PURPOSE OF THE STUDY.
To evaluate the cost-effectiveness of a quality improvement (QI) program in decreasing asthma emergency department (ED) visits, hospitalizations, limitation of physical activity, patient missed school, and parent lost work.
Urban, low-income patients with asthma from 4 Boston-area zip codes were determined through records of ED visits or hospitalizations.
The selected families were given the option of increased care encompassing nurse care management and home visits. QI assessment centered on parent interviews at enrollment and at 6- and 12-month contacts. Administrative hospital information was used to evaluate ED visits and hospitalizations at enrollment and 1 to 2 years after enrollment. Hospital expenditures of the program were compared with hospital expenditures of a comparable neighboring community.

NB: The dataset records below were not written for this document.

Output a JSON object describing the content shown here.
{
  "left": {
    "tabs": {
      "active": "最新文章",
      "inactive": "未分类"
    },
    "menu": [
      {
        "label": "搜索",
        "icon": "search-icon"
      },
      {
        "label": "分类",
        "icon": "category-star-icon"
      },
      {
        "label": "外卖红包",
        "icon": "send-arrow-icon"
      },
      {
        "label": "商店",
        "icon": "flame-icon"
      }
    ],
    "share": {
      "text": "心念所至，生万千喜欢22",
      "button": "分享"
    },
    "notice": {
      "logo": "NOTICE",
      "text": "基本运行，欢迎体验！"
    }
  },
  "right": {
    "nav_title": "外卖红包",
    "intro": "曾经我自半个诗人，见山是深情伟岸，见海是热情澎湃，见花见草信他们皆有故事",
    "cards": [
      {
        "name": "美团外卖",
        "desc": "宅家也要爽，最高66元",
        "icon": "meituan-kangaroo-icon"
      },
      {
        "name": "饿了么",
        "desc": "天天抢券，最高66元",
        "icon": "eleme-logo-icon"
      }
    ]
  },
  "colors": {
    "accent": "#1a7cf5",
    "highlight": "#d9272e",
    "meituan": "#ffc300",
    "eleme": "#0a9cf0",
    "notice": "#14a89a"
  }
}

The program serviced 283 children (55% male; ∼40% African American, 52% Latino; 73% received Medicaid; 71% had household income <$25 000). The 12-month results demonstrated significant decline in any (≥1) asthma ED visits (68%), hospitalizations (85%), days of significant physical limitation (42.6%), missed school (41%), and parent lost work time (49.7%) (P < .0001 for all). There was a significant decline in hospital expenditures compared with comparable community costs (P < .0001), and the investment return was calculated at 1.46.
The study program generated enhanced health outcomes and cost-effectiveness and provided knowledge that will guide future advocacy to finance comprehensive asthma management.

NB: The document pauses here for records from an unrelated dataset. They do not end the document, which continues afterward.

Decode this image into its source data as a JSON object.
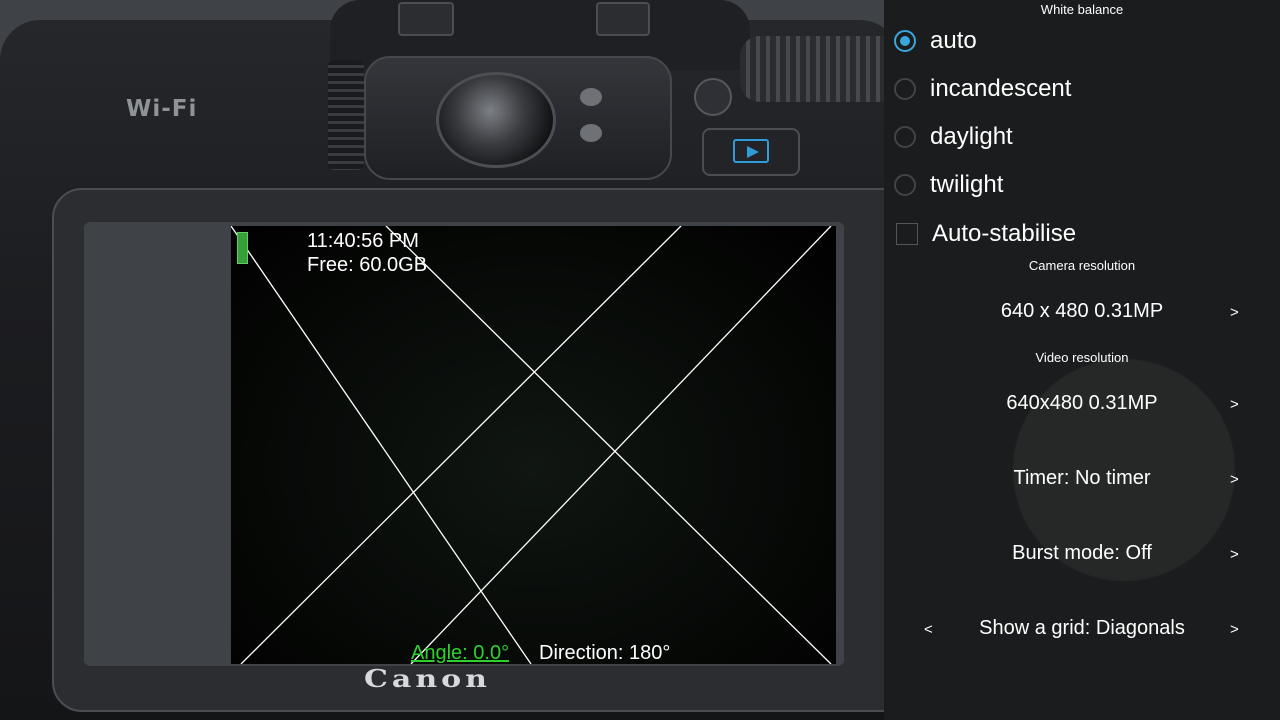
{
  "hud": {
    "time": "11:40:56 PM",
    "free_space": "Free: 60.0GB",
    "angle": "Angle: 0.0°",
    "direction": "Direction: 180°"
  },
  "camera_decor": {
    "wifi_label": "Wi-Fi",
    "brand": "Canon"
  },
  "settings": {
    "white_balance": {
      "title": "White balance",
      "options": [
        "auto",
        "incandescent",
        "daylight",
        "twilight"
      ],
      "selected": "auto"
    },
    "auto_stabilise": {
      "label": "Auto-stabilise",
      "checked": false
    },
    "camera_resolution": {
      "title": "Camera resolution",
      "value": "640 x 480 0.31MP",
      "next": ">"
    },
    "video_resolution": {
      "title": "Video resolution",
      "value": "640x480 0.31MP",
      "next": ">"
    },
    "timer": {
      "value": "Timer: No timer",
      "next": ">"
    },
    "burst_mode": {
      "value": "Burst mode: Off",
      "next": ">"
    },
    "grid": {
      "value": "Show a grid: Diagonals",
      "prev": "<",
      "next": ">"
    }
  },
  "colors": {
    "accent": "#3aa6dd",
    "angle_text": "#2fd12f",
    "battery": "#35a135",
    "panel_bg": "#18191b"
  }
}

Despite the limitations of this study, which was not randomized and did not have comparable hospital administrative data on controls, the community asthma program provided a cost-effective home chronic care model. This model of a medical home is a culturally sensitive program conjoining case management and home visits to facilitate the management of patients who require a higher level of care to achieve better control of their asthma.
- Copyright © 2012 by the American Academy of Pediatrics